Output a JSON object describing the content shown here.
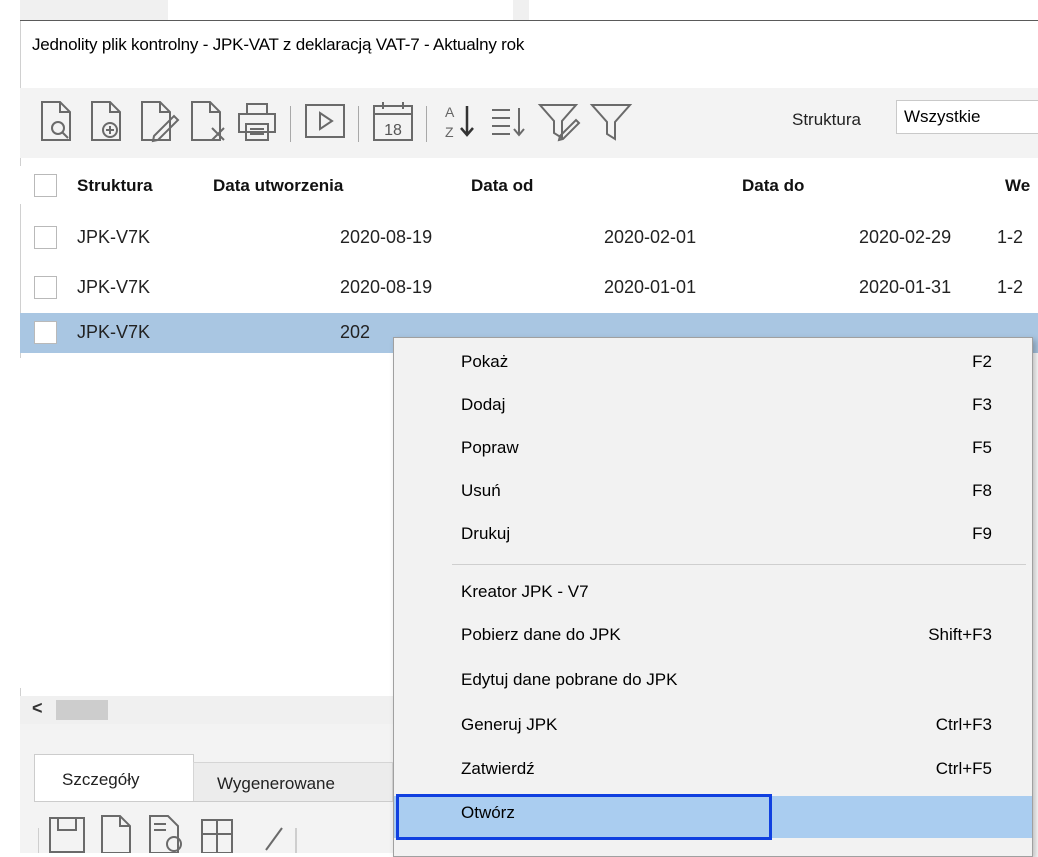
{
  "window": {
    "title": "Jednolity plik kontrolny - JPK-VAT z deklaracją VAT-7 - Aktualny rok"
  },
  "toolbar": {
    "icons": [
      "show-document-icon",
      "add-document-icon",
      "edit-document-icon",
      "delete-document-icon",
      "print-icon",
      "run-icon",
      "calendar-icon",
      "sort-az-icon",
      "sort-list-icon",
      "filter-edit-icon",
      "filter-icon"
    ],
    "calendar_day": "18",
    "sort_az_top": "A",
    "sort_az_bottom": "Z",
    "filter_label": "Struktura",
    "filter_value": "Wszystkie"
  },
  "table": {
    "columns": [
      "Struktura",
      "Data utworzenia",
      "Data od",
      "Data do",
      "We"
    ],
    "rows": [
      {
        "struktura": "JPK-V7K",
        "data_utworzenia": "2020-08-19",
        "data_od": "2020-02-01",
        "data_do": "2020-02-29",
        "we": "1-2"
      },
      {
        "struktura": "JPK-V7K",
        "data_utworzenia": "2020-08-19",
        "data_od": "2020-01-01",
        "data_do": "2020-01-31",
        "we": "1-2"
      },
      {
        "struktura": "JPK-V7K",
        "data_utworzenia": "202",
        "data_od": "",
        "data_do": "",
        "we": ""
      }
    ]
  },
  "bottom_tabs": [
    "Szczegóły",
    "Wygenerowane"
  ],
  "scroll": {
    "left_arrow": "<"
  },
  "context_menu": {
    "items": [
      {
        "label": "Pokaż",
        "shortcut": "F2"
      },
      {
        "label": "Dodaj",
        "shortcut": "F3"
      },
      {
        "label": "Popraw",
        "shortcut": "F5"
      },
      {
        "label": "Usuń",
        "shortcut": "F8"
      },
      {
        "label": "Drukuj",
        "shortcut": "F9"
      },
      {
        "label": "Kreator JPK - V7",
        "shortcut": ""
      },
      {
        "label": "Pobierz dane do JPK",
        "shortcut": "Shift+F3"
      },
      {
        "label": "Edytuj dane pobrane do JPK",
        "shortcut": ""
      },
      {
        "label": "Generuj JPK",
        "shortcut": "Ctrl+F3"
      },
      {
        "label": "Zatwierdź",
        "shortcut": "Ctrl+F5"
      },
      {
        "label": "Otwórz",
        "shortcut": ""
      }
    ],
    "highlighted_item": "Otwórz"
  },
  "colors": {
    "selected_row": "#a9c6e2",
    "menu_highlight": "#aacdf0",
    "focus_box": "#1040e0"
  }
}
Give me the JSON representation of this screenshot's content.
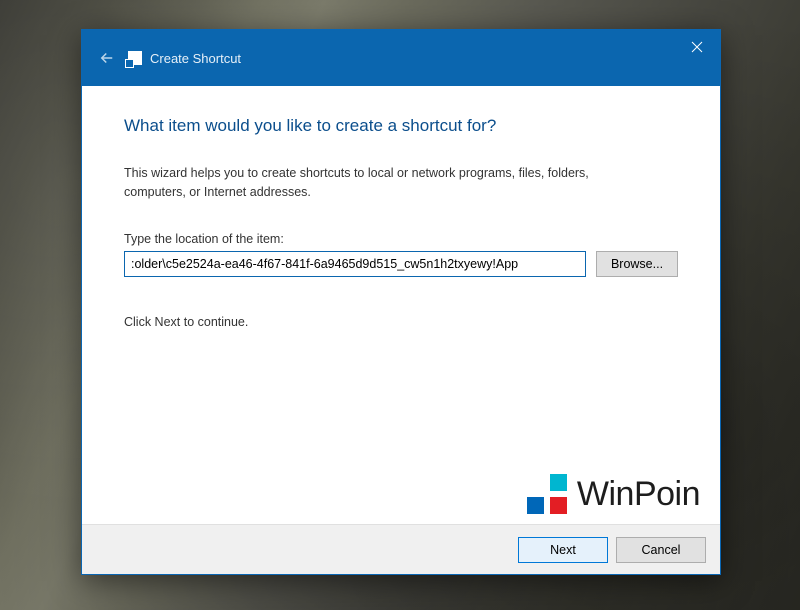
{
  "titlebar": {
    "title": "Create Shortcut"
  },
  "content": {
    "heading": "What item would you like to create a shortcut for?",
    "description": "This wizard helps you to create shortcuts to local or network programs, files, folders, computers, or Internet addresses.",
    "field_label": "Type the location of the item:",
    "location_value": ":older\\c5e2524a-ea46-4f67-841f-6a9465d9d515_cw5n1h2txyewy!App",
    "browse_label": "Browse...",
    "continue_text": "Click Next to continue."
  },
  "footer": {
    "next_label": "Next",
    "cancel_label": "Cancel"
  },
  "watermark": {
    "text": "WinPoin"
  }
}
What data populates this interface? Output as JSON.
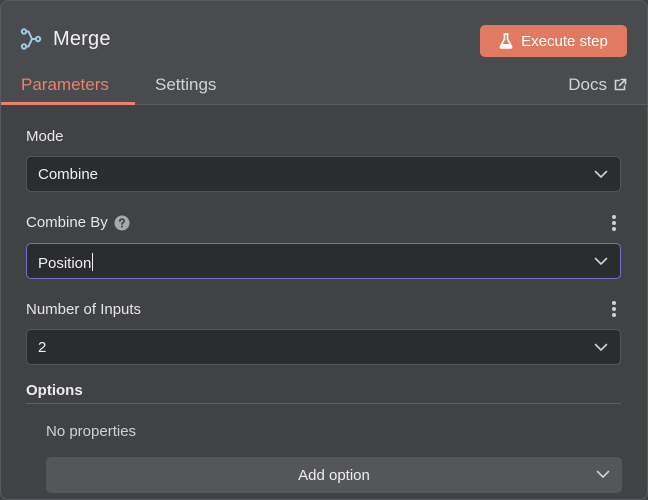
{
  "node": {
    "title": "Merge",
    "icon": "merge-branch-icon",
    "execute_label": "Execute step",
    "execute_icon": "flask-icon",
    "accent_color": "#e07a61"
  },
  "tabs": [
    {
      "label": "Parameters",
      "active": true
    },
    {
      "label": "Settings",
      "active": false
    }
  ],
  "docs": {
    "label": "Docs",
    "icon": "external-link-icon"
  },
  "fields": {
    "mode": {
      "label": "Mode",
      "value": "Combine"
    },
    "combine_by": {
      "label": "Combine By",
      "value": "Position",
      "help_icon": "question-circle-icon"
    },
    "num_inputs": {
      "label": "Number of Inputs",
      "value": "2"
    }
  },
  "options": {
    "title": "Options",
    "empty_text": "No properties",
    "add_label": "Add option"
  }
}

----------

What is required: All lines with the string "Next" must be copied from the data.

Solution for this task:
    "continue_text": "Click Next to continue."
    "next_label": "Next",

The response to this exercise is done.